The P4PA performs slightly faster than the 845E based GA-8IEXP motherboard (an already established excellent performer). The 845E is an already established chipset and the standard for most P4 based motherboards, the comparatively new P4X266 does extremely well to slightly overtake it in this benchmark.​


Using fastest mode in the Quake 3 "four" demo, the P4PA again beats the GA-8IEXP ever so slightly, both boards performing very well and up to expectations. Although the P4PA has a theoretically lower memory bandwidth than the GA-8IEXP, it still manages to overtake in this memory intensive game.​


The P4PA offers some good performance in a low cost no-frills package. Enthusiasts will like this board for its good overclocking potential and highly adjustable BIOS. This motherboard lags behind when compared to the likes of the Intel 850x and Sis 648 based products, so if you are after a RAMBUS based motherboard or something that is able to use DDR333, then these may be a more viable option.

All of the on-board features are welcome, The board remained stable throughout all testing, showing that this is indeed an excellent chipset, and a well designed board. For a decent performance, low cost motherboard, this is absolutely ideal - but any power users may want to look out for some newer chipset based motherboards that offer faster memory support. The issue with the AGP card obstructing the DIMM slots is annoying, but a fairly common problem - not really a concern unless you will need to access the memory often. Onboard RAID would have been an ideal addition to this type of board, but this can easily be added if needed.

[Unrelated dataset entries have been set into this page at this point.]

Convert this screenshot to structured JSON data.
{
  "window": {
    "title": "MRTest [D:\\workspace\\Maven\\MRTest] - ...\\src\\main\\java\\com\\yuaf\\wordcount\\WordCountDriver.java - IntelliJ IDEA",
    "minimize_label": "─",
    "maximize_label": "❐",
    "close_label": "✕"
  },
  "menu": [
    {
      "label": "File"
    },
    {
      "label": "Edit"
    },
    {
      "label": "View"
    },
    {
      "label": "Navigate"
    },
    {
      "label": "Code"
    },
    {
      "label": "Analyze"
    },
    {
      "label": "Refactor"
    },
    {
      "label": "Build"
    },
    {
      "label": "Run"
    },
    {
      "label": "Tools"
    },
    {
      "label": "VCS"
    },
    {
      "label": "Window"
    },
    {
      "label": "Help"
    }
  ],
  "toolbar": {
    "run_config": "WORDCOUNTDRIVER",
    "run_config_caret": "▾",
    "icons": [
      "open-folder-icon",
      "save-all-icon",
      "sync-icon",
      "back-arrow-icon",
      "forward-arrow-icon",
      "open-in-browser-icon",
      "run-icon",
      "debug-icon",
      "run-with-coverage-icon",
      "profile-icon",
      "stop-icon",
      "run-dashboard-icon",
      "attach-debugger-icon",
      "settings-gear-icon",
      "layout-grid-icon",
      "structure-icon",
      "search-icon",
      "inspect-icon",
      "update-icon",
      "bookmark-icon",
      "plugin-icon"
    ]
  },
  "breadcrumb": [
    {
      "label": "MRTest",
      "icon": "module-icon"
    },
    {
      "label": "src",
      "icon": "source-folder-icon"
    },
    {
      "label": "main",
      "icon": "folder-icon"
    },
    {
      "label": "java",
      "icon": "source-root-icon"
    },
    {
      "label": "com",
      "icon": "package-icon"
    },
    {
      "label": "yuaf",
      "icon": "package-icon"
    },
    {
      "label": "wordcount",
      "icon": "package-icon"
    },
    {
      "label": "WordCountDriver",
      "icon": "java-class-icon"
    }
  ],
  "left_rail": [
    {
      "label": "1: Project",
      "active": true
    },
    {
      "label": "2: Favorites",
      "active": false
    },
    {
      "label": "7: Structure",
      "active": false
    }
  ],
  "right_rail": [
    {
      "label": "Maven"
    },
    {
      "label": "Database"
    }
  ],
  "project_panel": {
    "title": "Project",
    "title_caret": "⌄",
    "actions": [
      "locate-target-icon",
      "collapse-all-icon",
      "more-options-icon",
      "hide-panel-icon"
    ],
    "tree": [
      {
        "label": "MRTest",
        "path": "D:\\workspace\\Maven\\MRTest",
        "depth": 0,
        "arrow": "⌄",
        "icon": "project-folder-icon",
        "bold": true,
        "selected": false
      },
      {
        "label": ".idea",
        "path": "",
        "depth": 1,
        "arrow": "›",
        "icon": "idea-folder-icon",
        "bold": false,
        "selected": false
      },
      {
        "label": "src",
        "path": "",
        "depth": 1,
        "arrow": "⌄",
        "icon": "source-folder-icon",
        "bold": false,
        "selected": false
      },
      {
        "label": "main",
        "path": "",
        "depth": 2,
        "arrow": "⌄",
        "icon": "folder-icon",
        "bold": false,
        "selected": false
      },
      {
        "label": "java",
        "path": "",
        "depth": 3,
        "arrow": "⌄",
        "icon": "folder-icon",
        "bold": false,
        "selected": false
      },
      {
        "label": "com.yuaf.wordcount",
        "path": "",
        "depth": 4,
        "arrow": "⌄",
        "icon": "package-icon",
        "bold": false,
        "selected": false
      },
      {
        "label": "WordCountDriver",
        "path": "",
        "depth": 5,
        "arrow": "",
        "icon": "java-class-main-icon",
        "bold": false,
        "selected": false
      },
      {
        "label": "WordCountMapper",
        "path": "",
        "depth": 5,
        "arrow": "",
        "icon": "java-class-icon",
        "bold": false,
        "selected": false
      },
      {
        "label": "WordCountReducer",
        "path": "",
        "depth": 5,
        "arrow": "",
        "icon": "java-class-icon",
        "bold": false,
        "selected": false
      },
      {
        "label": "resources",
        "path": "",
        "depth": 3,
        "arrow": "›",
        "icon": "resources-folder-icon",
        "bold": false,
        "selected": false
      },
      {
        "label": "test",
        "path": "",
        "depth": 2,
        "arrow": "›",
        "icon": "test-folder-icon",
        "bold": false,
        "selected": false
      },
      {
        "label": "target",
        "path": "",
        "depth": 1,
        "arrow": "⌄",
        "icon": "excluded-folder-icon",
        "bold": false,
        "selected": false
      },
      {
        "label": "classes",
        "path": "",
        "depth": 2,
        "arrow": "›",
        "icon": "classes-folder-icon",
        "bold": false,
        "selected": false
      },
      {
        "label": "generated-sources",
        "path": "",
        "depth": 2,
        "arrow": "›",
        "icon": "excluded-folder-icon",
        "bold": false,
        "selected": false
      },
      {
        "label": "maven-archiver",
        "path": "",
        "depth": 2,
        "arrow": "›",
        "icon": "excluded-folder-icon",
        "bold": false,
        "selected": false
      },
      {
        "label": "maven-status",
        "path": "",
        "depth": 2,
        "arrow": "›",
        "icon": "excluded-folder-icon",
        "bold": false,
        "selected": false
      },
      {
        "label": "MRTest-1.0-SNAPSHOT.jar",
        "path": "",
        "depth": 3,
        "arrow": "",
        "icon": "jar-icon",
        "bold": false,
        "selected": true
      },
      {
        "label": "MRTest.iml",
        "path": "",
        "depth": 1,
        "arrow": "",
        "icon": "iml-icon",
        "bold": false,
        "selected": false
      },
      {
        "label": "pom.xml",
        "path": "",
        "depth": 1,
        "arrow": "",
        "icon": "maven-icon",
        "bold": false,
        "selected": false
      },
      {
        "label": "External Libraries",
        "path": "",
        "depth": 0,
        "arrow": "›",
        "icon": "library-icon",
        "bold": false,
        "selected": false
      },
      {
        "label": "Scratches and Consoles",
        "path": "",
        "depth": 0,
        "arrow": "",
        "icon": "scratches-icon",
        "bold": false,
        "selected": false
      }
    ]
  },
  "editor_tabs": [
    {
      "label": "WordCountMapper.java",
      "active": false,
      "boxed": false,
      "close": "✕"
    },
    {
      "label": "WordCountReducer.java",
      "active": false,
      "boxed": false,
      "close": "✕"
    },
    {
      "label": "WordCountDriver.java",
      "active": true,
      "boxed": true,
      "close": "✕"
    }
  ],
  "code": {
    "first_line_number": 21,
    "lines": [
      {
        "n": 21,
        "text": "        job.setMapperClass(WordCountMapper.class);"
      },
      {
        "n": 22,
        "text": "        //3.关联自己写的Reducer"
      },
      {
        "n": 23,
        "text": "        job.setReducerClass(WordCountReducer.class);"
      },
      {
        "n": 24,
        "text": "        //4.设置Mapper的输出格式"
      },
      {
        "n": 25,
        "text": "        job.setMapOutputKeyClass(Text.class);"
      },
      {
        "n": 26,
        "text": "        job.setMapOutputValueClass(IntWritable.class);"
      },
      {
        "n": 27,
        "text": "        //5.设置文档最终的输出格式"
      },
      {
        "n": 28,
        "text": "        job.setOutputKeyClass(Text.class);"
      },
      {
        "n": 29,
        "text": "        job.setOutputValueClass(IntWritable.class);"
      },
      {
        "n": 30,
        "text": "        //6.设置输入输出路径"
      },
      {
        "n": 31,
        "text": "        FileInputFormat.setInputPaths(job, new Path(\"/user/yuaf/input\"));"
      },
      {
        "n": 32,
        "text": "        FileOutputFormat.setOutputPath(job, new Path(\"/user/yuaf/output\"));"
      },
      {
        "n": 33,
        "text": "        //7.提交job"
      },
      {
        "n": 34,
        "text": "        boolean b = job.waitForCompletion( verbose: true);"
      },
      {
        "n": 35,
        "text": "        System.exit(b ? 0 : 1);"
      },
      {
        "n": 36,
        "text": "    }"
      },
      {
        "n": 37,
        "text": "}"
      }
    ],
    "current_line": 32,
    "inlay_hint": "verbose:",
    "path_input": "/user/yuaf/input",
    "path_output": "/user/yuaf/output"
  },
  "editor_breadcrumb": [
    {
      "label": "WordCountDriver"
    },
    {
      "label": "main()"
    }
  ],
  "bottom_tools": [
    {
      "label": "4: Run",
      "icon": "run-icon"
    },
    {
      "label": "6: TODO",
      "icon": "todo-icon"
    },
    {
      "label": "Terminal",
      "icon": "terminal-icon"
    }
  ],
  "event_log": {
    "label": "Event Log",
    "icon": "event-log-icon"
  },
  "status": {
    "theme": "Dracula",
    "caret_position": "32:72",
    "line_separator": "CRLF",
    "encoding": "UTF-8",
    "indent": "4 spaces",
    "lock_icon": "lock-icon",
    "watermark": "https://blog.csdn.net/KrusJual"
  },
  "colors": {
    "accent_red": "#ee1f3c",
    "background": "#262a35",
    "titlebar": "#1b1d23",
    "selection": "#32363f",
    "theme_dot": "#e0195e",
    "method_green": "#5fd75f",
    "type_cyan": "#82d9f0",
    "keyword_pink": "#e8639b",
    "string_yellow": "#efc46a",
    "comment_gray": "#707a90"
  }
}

Ian Cunningham
First release
Last update

More resources from Ian